Warmer waters pose threat to province’s seafood stocks
JACOB LORINC TIMES & TRANSCRIPT
Sept. 28, 2018
A University of Washington study shows the Gulf of St. Lawrence is losing oxygen faster than almost anywhere else in the world’s oceans, threatening a range of species vital to the Maritime economy.
Published last week, the study found the decline to be directly connected to climate change, as increased carbon dioxide from urbanization and industry seeps into ocean currents and flows into freshwater regions.
Study leader Mariona Claret said water from the Gulf Stream, which flows northwards along the eastern coast of North America, is filtering into the St. Lawrence Seaway as the Labrador Current – which flows southwards toward the Maritime region and typically blocks the entrance of gulf stream waters – weakens.
In turn, temperatures rise in deep-water areas of the Gulf of St. Lawrence, producing a decline in oxygen levels.
“The change is being amplified in this area because now what’s happening is that the Gulf Stream is blocking the Labrador current from transporting oxygen-rich waters toward the Grand Banks,” Claret explains.“Warmer water then enters the Gulf which lowers the oxygen level.”
Katja Fennel, a professor of oceanography at Dalhousie University, says the lower oxygen levels are unsuitable for species such as Atlantic wolffish, Atlantic salmon, Atlantic cod, and snow crabs, who dwell in lower levels of the gulf.
“Some species are better at withstanding lower oxygen levels than others,” she says. “But if these oxygen levels continue, Atlantic cod, for example, will not be able to thrive because of oxygen levels.”
Some of these species are crucial to New Brunswick fisheries.
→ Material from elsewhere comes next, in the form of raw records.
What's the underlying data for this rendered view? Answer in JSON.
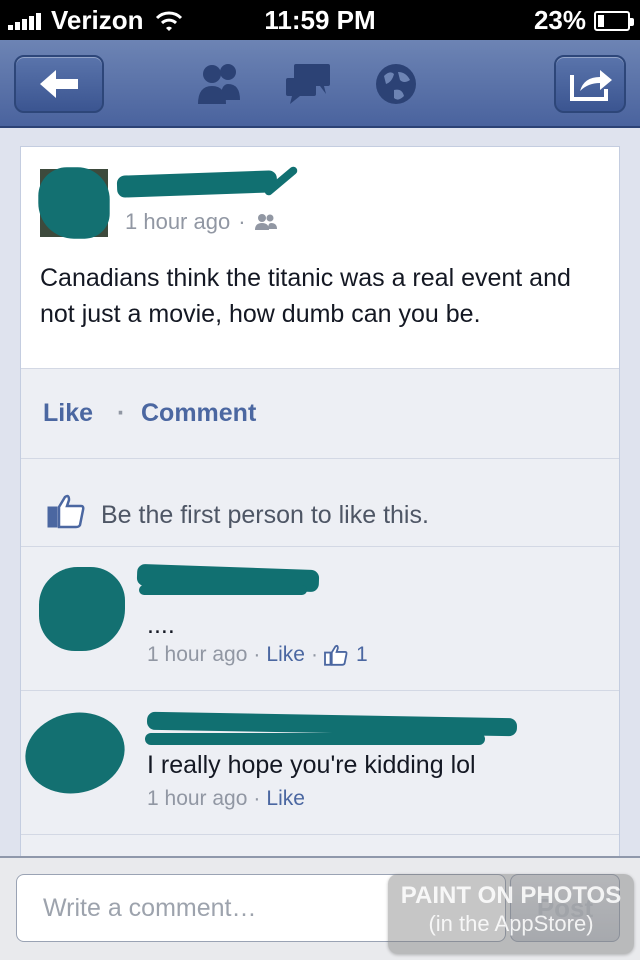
{
  "status_bar": {
    "carrier": "Verizon",
    "time": "11:59 PM",
    "battery_percent": "23%",
    "battery_level": 0.23
  },
  "nav": {
    "back_icon": "back-arrow-icon",
    "icons": [
      "friend-requests-icon",
      "messages-icon",
      "notifications-globe-icon"
    ],
    "share_icon": "share-icon"
  },
  "post": {
    "time": "1 hour ago",
    "separator": "·",
    "text": "Canadians think the titanic was a real event and not just a movie, how dumb can you be."
  },
  "actions": {
    "like": "Like",
    "dot": "·",
    "comment": "Comment"
  },
  "likes": {
    "text": "Be the first person to like this."
  },
  "comments": [
    {
      "text": "....",
      "time": "1 hour ago",
      "like": "Like",
      "like_count": "1",
      "sep": "·"
    },
    {
      "text": "I really hope you're kidding lol",
      "time": "1 hour ago",
      "like": "Like",
      "sep": "·"
    }
  ],
  "composer": {
    "placeholder": "Write a comment…",
    "post_label": "Post"
  },
  "watermark": {
    "line1": "PAINT ON PHOTOS",
    "line2": "(in the AppStore)"
  },
  "colors": {
    "nav": "#4a639e",
    "link": "#4b67a1",
    "scribble": "#117071"
  }
}
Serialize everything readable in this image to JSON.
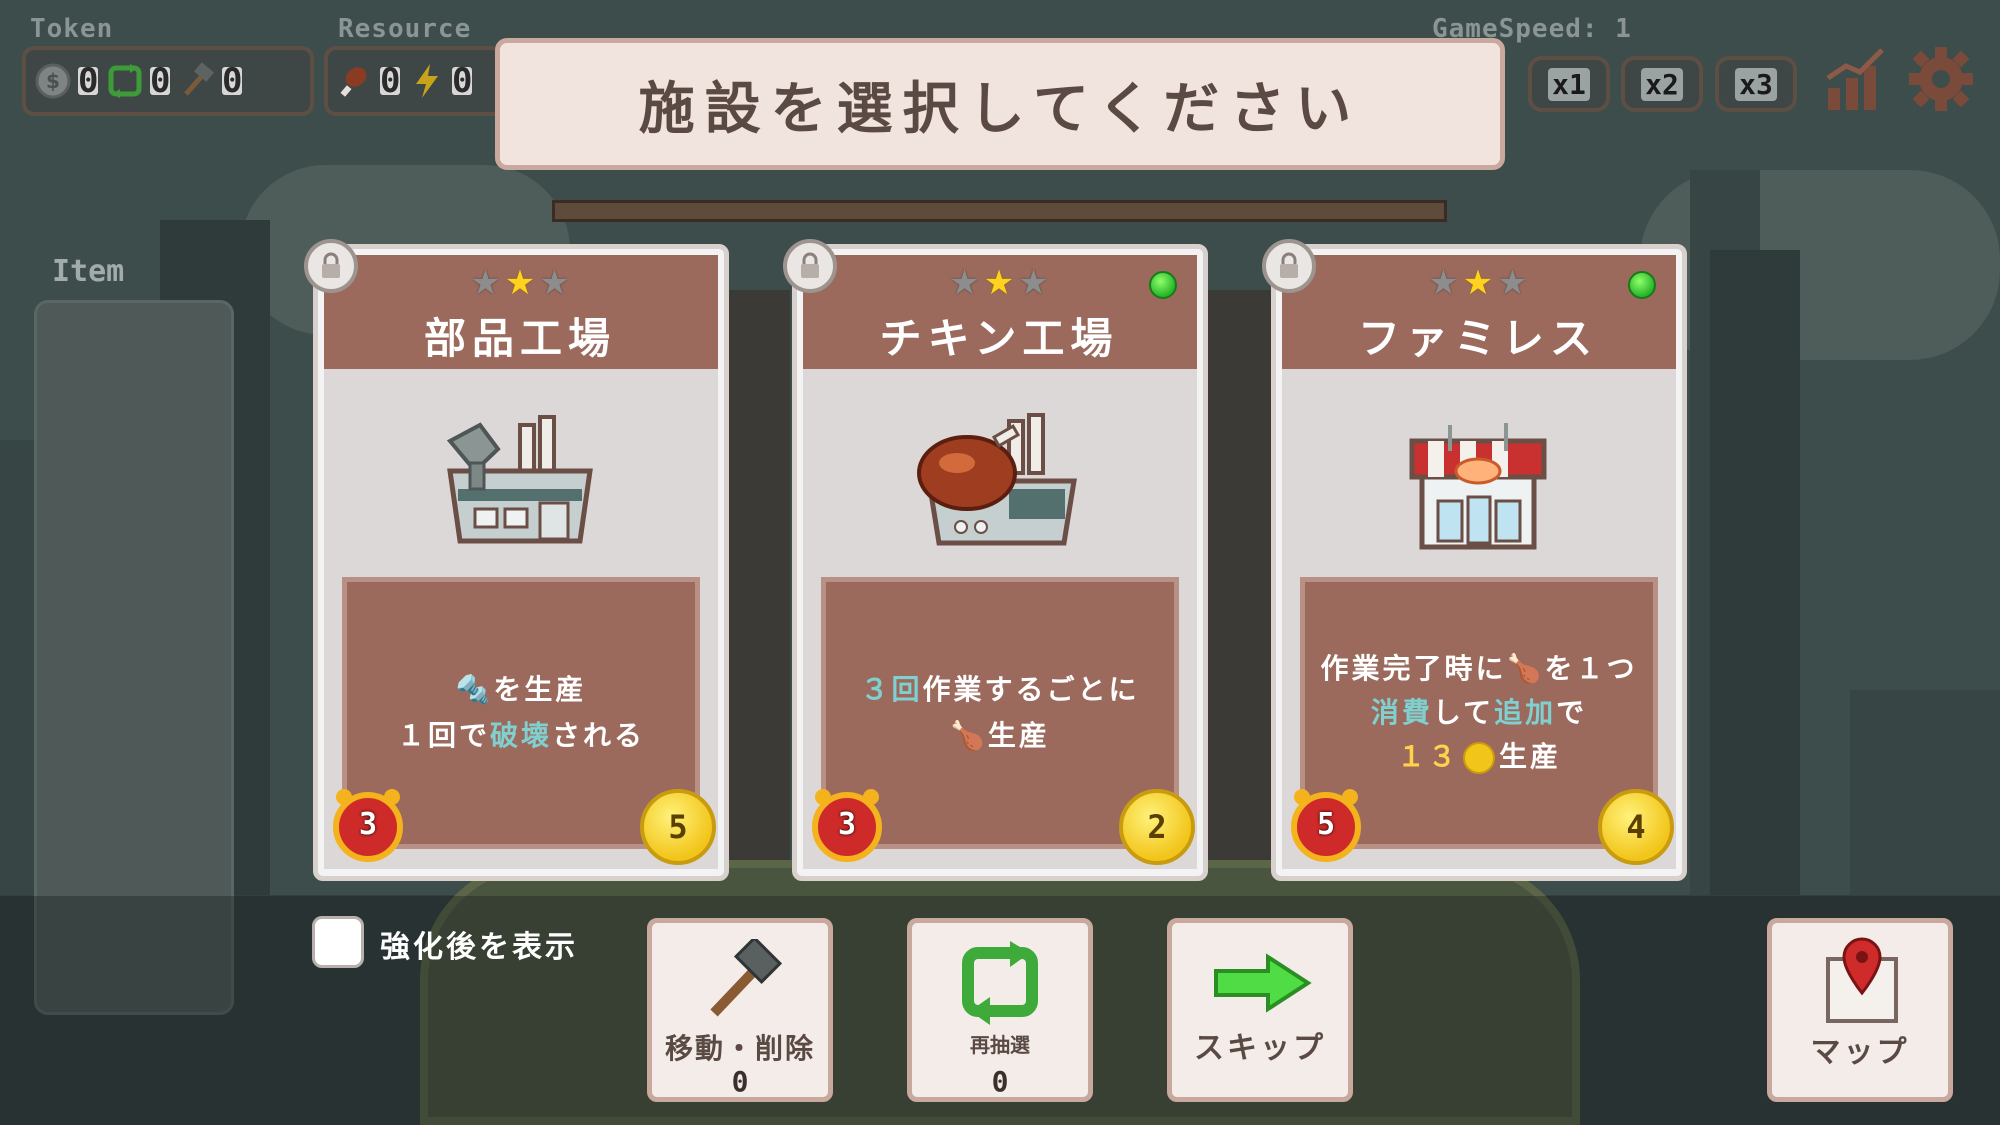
{
  "hud": {
    "token_label": "Token",
    "resource_label": "Resource",
    "gamespeed_label": "GameSpeed: 1",
    "token_items": [
      {
        "icon": "coin-icon",
        "value": "0"
      },
      {
        "icon": "refresh-icon",
        "value": "0"
      },
      {
        "icon": "hammer-icon",
        "value": "0"
      }
    ],
    "resource_items": [
      {
        "icon": "drumstick-icon",
        "value": "0"
      },
      {
        "icon": "lightning-icon",
        "value": "0"
      }
    ],
    "speed_buttons": [
      "x1",
      "x2",
      "x3"
    ]
  },
  "banner": {
    "title": "施設を選択してください"
  },
  "item_panel": {
    "label": "Item"
  },
  "cards": [
    {
      "title": "部品工場",
      "stars": 1,
      "has_leaf": false,
      "desc_line1": "を生産",
      "desc_line2a": "１回で",
      "desc_line2b": "破壊",
      "desc_line2c": "される",
      "time": "3",
      "cost": "5"
    },
    {
      "title": "チキン工場",
      "stars": 1,
      "has_leaf": true,
      "desc_line1a": "３回",
      "desc_line1b": "作業するごとに",
      "desc_line2": "生産",
      "time": "3",
      "cost": "2"
    },
    {
      "title": "ファミレス",
      "stars": 1,
      "has_leaf": true,
      "desc_line1a": "作業完了時に",
      "desc_line1b": "を１つ",
      "desc_line2a": "消費",
      "desc_line2b": "して",
      "desc_line2c": "追加",
      "desc_line2d": "で",
      "desc_line3a": "１３",
      "desc_line3b": "生産",
      "time": "5",
      "cost": "4"
    }
  ],
  "bottom": {
    "checkbox_label": "強化後を表示",
    "move_delete_label": "移動・削除",
    "move_delete_count": "0",
    "reroll_label": "再抽選",
    "reroll_count": "0",
    "skip_label": "スキップ",
    "map_label": "マップ"
  },
  "colors": {
    "card_header": "#9b6a5d",
    "banner_bg": "#f1e3dd",
    "highlight_text": "#7fd0cf",
    "gold_text": "#ffd24a"
  }
}
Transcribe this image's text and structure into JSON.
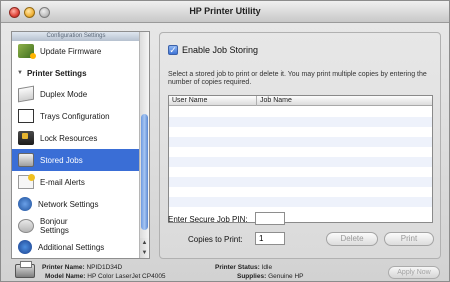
{
  "window": {
    "title": "HP Printer Utility"
  },
  "sidebar": {
    "header": "Configuration Settings",
    "group": "Printer Settings",
    "items": [
      {
        "label": "Update Firmware",
        "icon": "firmware-icon"
      },
      {
        "label": "Duplex Mode",
        "icon": "duplex-icon"
      },
      {
        "label": "Trays Configuration",
        "icon": "trays-icon"
      },
      {
        "label": "Lock Resources",
        "icon": "lock-icon"
      },
      {
        "label": "Stored Jobs",
        "icon": "stored-jobs-icon",
        "selected": true
      },
      {
        "label": "E-mail Alerts",
        "icon": "email-icon"
      },
      {
        "label": "Network Settings",
        "icon": "network-icon"
      },
      {
        "label": "Bonjour Settings",
        "icon": "bonjour-icon"
      },
      {
        "label": "Additional Settings",
        "icon": "additional-settings-icon"
      }
    ]
  },
  "main": {
    "enable_label": "Enable Job Storing",
    "enable_checked": true,
    "description": "Select a stored job to print or delete it.  You may print multiple copies by entering the number of copies required.",
    "table": {
      "columns": [
        "User Name",
        "Job Name"
      ],
      "rows": []
    },
    "pin_label": "Enter Secure Job PIN:",
    "pin_value": "",
    "copies_label": "Copies to Print:",
    "copies_value": "1",
    "delete_label": "Delete",
    "print_label": "Print"
  },
  "footer": {
    "printer_name_label": "Printer Name:",
    "printer_name": "NPID1D34D",
    "model_name_label": "Model Name:",
    "model_name": "HP Color LaserJet CP4005",
    "status_label": "Printer Status:",
    "status": "Idle",
    "supplies_label": "Supplies:",
    "supplies": "Genuine HP",
    "apply_label": "Apply Now"
  },
  "colors": {
    "selection": "#3a6ed6",
    "accent": "#3f74d6"
  }
}
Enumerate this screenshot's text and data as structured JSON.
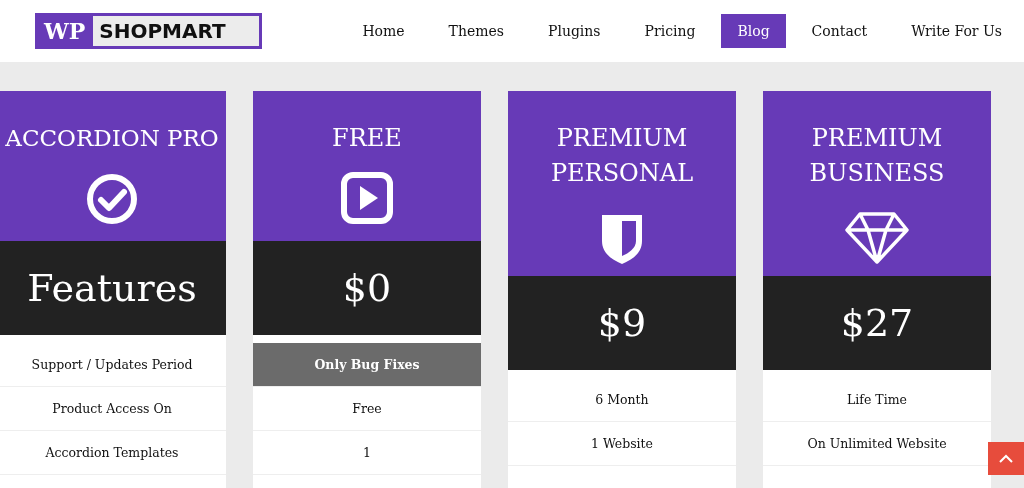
{
  "logo": {
    "part_1": "WP",
    "part_2": "SHOPMART"
  },
  "nav": [
    {
      "label": "Home",
      "selected": false
    },
    {
      "label": "Themes",
      "selected": false
    },
    {
      "label": "Plugins",
      "selected": false
    },
    {
      "label": "Pricing",
      "selected": false
    },
    {
      "label": "Blog",
      "selected": true
    },
    {
      "label": "Contact",
      "selected": false
    },
    {
      "label": "Write For Us",
      "selected": false
    }
  ],
  "plans": [
    {
      "title": "ACCORDION PRO",
      "kind": "check",
      "price": "Features",
      "rows": [
        {
          "text": "Support / Updates Period",
          "highlight": false
        },
        {
          "text": "Product Access On",
          "highlight": false
        },
        {
          "text": "Accordion Templates",
          "highlight": false
        }
      ]
    },
    {
      "title": "FREE",
      "kind": "play",
      "price": "$0",
      "rows": [
        {
          "text": "Only Bug Fixes",
          "highlight": true
        },
        {
          "text": "Free",
          "highlight": false
        },
        {
          "text": "1",
          "highlight": false
        }
      ]
    },
    {
      "title": "PREMIUM PERSONAL",
      "kind": "shield",
      "price": "$9",
      "rows": [
        {
          "text": "6 Month",
          "highlight": false
        },
        {
          "text": "1 Website",
          "highlight": false
        }
      ]
    },
    {
      "title": "PREMIUM BUSINESS",
      "kind": "diamond",
      "price": "$27",
      "rows": [
        {
          "text": "Life Time",
          "highlight": false
        },
        {
          "text": "On Unlimited Website",
          "highlight": false
        }
      ]
    }
  ]
}
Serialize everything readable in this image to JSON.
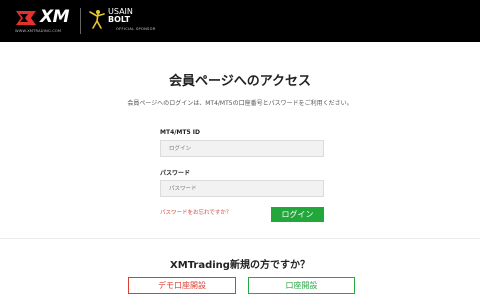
{
  "header": {
    "logo_text": "XM",
    "logo_url": "WWW.XMTRADING.COM",
    "sponsor_name_line1": "USAIN",
    "sponsor_name_line2": "BOLT",
    "sponsor_sub": "OFFICIAL SPONSOR"
  },
  "main": {
    "title": "会員ページへのアクセス",
    "intro": "会員ページへのログインは、MT4/MT5の口座番号とパスワードをご利用ください。",
    "id_label": "MT4/MT5 ID",
    "id_placeholder": "ログイン",
    "password_label": "パスワード",
    "password_placeholder": "パスワード",
    "forgot_link": "パスワードをお忘れですか？",
    "login_button": "ログイン"
  },
  "signup": {
    "question": "XMTrading新規の方ですか？",
    "demo_button": "デモ口座開設",
    "open_button": "口座開設"
  },
  "colors": {
    "header_bg": "#000000",
    "brand_red": "#d93f33",
    "brand_green": "#22a73b"
  }
}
According to Fisheries and Oceans Canada, snow crab, is the second-most valuable commercial fishery in Atlantic Canada.
“The crabs are also the least resistant to low oxygen levels, though, which poses a problem for them in areas of the gulf,” says Fennel.
She notes that changing oxygen levels may lead snow crabs to migrate to other areas in the gulf, forcing commercial fishing zones to be redrawn.
“It could have an impact for fishing, yes, but it’s difficult to say where they would relocate and how that would be accommodated for fishing,” Fennel says.
Fennel says snow crab numbers dipped in 2012 as a result of warming temperatures, but notes that the changes in temperature won’t always be consistent.
“There’s a lot of variability in the ocean, so some years oxygen will be low and some years it will be high. But we do know that, on average, the levels are declining, which in time-scales of three to four decades will pose problems for the fish.”
Declining oxygen levels in the gulf have been monitored for years. Fisheries and Oceans Canada has tracked rising temperatures in the St. Lawrence area since 1920, and began following oxygen levels in 1960.
In 2005, the department reported that oxygen levels declined dramatically, but could not specify the cause.
“What we show is that much of this change is related to climate change, and is associated with the carbon emissions that are released into the atmosphere,” says Claret.
“This is happening now,” says Fennel. “I can’t tell you whether it’s going to be in five or seven years when something really bad happens, but we’re talking about within our lifetime.”